AAI has submitted a motion for leave to file an amicus brief and a proposed amicus brief in the District Court for the District of Columbia in State of Colorado, et al. v. Google LLC arguing against Defendant Google’s motion for summary judgment on claims by the U.S. Department of Justice and several State Attorneys General that Google has monopolized markets for search and search advertising in violation of Section 2 of the Sherman Act. The States and the DOJ allege that Google has constructed a web of restrictive contracts and conduct that blocks the path of any challenger to Google’s monopolies in general search and search advertising. AAI’s amicus argues against Google’s claim that there can be no violation because each of its restrictions, viewed in isolation, does not meet the criteria for Sherman Act Section 2 liability. AAI’s brief points out that Google’s argument mischaracterizes the precedent in two ways, both of which present a danger to effective Section 2 enforcement.
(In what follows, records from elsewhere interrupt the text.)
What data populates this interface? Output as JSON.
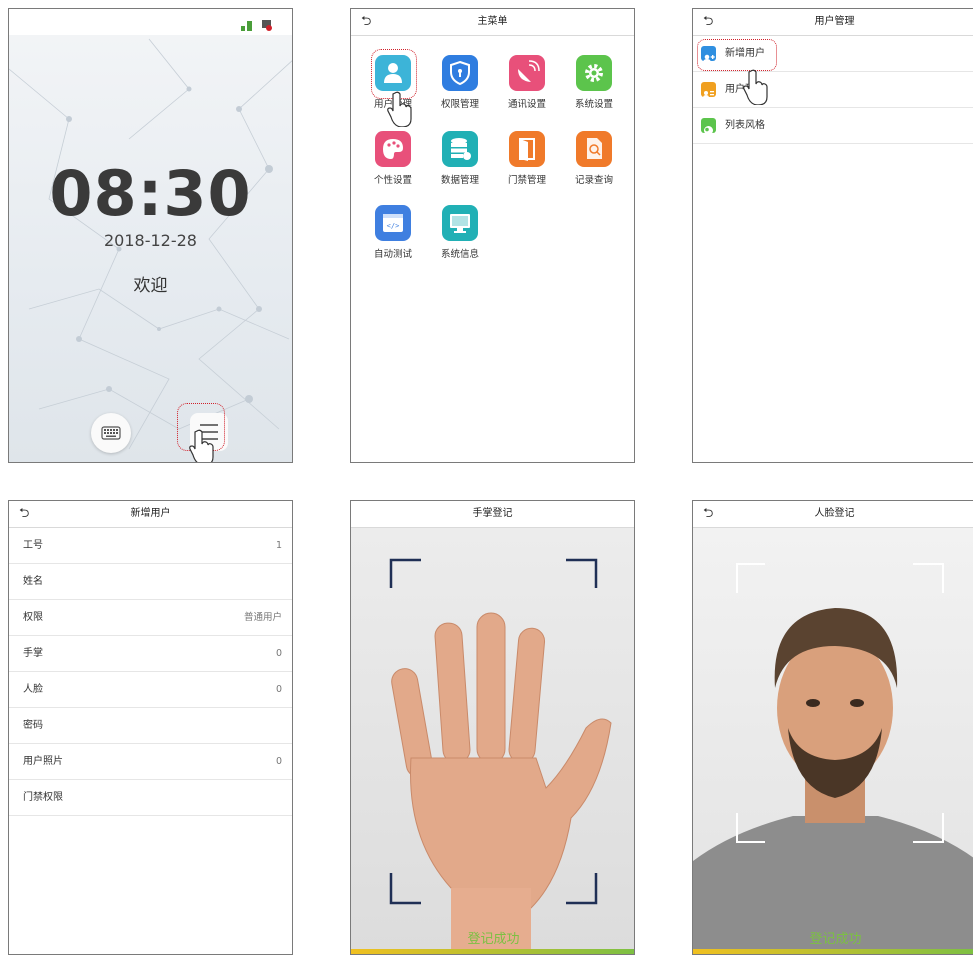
{
  "standby": {
    "time": "08:30",
    "date": "2018-12-28",
    "welcome": "欢迎",
    "keyboard_icon": "keyboard-icon",
    "menu_icon": "hamburger-menu-icon"
  },
  "main_menu": {
    "title": "主菜单",
    "items": [
      {
        "label": "用户管理",
        "icon": "user-icon",
        "color": "#3cb4d8"
      },
      {
        "label": "权限管理",
        "icon": "shield-icon",
        "color": "#2f7de0"
      },
      {
        "label": "通讯设置",
        "icon": "satellite-icon",
        "color": "#e8507a"
      },
      {
        "label": "系统设置",
        "icon": "gear-icon",
        "color": "#5cc44c"
      },
      {
        "label": "个性设置",
        "icon": "palette-icon",
        "color": "#e8507a"
      },
      {
        "label": "数据管理",
        "icon": "database-icon",
        "color": "#21b0b5"
      },
      {
        "label": "门禁管理",
        "icon": "door-icon",
        "color": "#f07a2a"
      },
      {
        "label": "记录查询",
        "icon": "record-search-icon",
        "color": "#f07a2a"
      },
      {
        "label": "自动测试",
        "icon": "code-icon",
        "color": "#3f7fe0"
      },
      {
        "label": "系统信息",
        "icon": "monitor-icon",
        "color": "#21b0b5"
      }
    ]
  },
  "user_mgmt": {
    "title": "用户管理",
    "items": [
      {
        "label": "新增用户",
        "icon": "add-user-icon",
        "color": "#2f8fe0"
      },
      {
        "label": "用户列表",
        "icon": "user-list-icon",
        "color": "#f0a020"
      },
      {
        "label": "列表风格",
        "icon": "list-style-icon",
        "color": "#5cc44c"
      }
    ]
  },
  "new_user": {
    "title": "新增用户",
    "fields": [
      {
        "label": "工号",
        "value": "1"
      },
      {
        "label": "姓名",
        "value": ""
      },
      {
        "label": "权限",
        "value": "普通用户"
      },
      {
        "label": "手掌",
        "value": "0"
      },
      {
        "label": "人脸",
        "value": "0"
      },
      {
        "label": "密码",
        "value": ""
      },
      {
        "label": "用户照片",
        "value": "0"
      },
      {
        "label": "门禁权限",
        "value": ""
      }
    ]
  },
  "palm_enroll": {
    "title": "手掌登记",
    "status": "登记成功"
  },
  "face_enroll": {
    "title": "人脸登记",
    "status": "登记成功"
  },
  "colors": {
    "highlight": "#d0202a",
    "success": "#7cc043",
    "bar_start": "#f0c020",
    "bar_end": "#7cc043"
  }
}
First, AAI argues that Google’s motion for summary judgment ignores the Supreme Court’s directive to consider the whole of the alleged antitrust violation and not “wipe the slate clean” after analyzing each component. AAI points out that precedent requires that the anticompetitive effect of each individual restriction be assessed in light of the overall anticompetitive scheme. AAI notes that any other rule would, as a practical matter, carve a giant loophole in Sherman Act enforcement and allow a sufficiently clever monopolist to legalize monopolistic conduct by imposing a variety of interrelated and mutually reinforcing restrictions instead of a one-size-fits-all approach.
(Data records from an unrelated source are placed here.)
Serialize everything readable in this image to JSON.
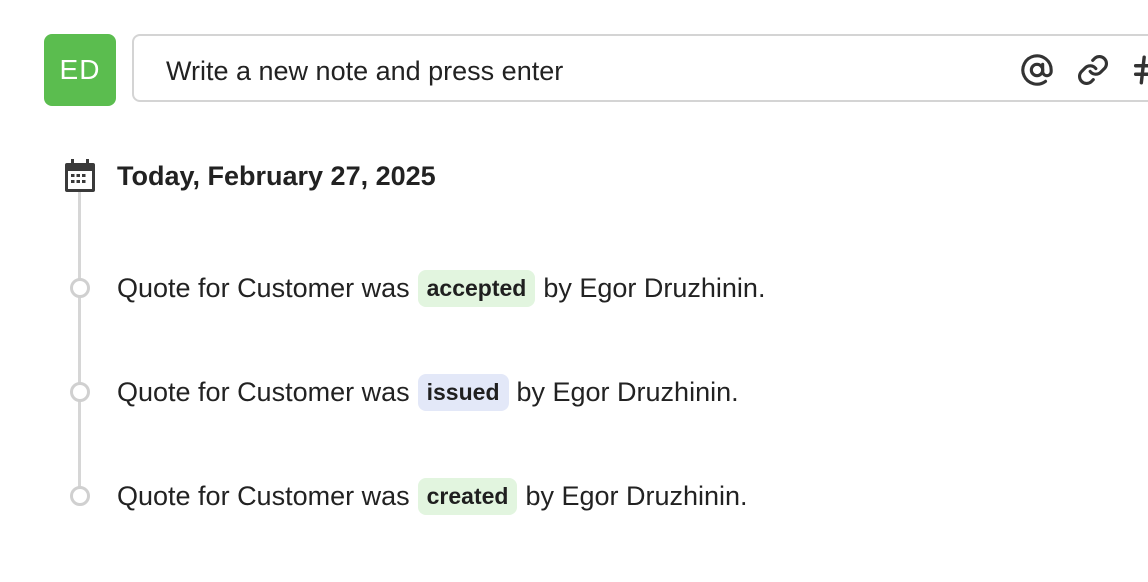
{
  "avatar": {
    "initials": "ED",
    "color": "#5bbd4f"
  },
  "note_input": {
    "placeholder": "Write a new note and press enter",
    "tools": [
      "mention-icon",
      "attach-icon",
      "hashtag-icon"
    ]
  },
  "date_header": "Today, February 27, 2025",
  "events": [
    {
      "prefix": "Quote for Customer was",
      "status": "accepted",
      "suffix": "by Egor Druzhinin.",
      "badge_color": "#e2f5df"
    },
    {
      "prefix": "Quote for Customer was",
      "status": "issued",
      "suffix": "by Egor Druzhinin.",
      "badge_color": "#e3e8f8"
    },
    {
      "prefix": "Quote for Customer was",
      "status": "created",
      "suffix": "by Egor Druzhinin.",
      "badge_color": "#e2f5df"
    }
  ]
}
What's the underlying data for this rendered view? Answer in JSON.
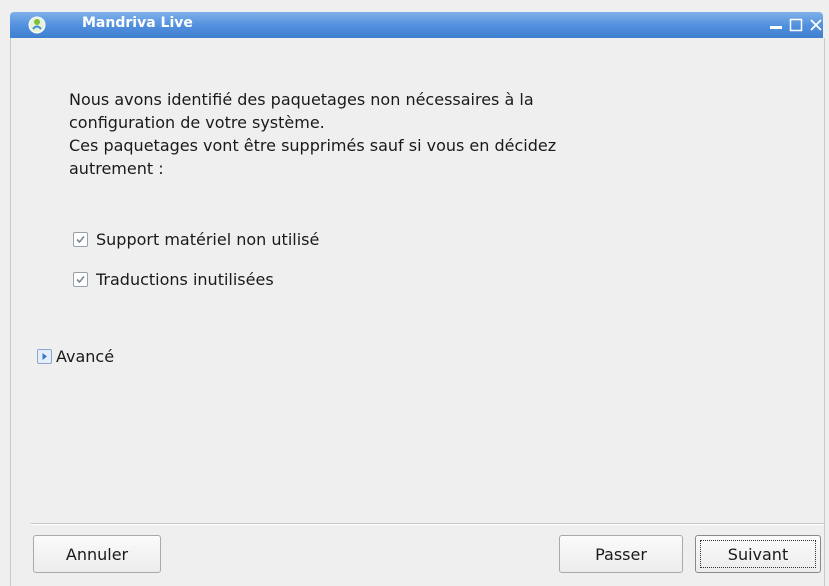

Second, AAI argues that the court should reject Google’s attempt to “immunize” the anticompetitive conduct alleged by the States regarding Google’s treatment of Specialized Vertical Providers, like TripAdvisor, and use of its SA360 search advertising tool to disadvantage competitors by invoking inapplicable precedent on product design, refusal to deal, and price-squeeze. AAI’s brief shows that, in all three cases, Google’s argument impermissibly broadens the scope of the previous precedent on exceptions to antitrust scrutiny, and it describes how the conduct alleged by the States falls outside of any of these three areas of precedent and squarely within Section 2 liability. On this basis, AAI argues that Google’s motion for summary judgment should be refused and the States’ claims should be allowed to proceed to trial.
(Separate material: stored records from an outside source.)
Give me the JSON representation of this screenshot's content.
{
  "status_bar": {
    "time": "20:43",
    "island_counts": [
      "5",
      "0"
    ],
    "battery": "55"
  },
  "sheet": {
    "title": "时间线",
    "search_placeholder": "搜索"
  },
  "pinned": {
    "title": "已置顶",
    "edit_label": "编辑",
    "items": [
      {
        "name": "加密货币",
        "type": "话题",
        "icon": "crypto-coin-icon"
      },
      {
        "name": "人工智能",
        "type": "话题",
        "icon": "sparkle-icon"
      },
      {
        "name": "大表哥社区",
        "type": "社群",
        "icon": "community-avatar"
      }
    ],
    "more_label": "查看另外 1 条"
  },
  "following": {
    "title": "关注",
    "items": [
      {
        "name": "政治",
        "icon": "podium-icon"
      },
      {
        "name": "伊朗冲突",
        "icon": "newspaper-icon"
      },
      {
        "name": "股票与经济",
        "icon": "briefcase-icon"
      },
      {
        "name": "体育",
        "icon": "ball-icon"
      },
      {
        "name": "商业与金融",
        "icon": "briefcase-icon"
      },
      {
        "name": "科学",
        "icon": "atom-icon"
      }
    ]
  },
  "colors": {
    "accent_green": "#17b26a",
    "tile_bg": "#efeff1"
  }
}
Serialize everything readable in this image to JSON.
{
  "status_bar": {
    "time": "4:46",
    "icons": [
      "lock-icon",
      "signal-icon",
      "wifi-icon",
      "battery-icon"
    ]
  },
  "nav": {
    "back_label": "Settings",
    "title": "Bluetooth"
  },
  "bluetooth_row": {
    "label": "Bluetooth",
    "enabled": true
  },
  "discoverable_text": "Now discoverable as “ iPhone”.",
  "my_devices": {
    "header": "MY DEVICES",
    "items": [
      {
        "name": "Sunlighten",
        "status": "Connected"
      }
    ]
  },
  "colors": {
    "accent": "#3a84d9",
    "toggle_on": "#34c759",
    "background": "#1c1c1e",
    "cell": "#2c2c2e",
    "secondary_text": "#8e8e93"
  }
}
The brief was written by AAI Vice President of Legal Advocacy Kathleen Bradish, with invaluable assistance from AAI Research Fellow Mathew Simkovits. Several AAI Advisory Board members also provided assistance.
Read the full brief here: AAI Google Amicus Brief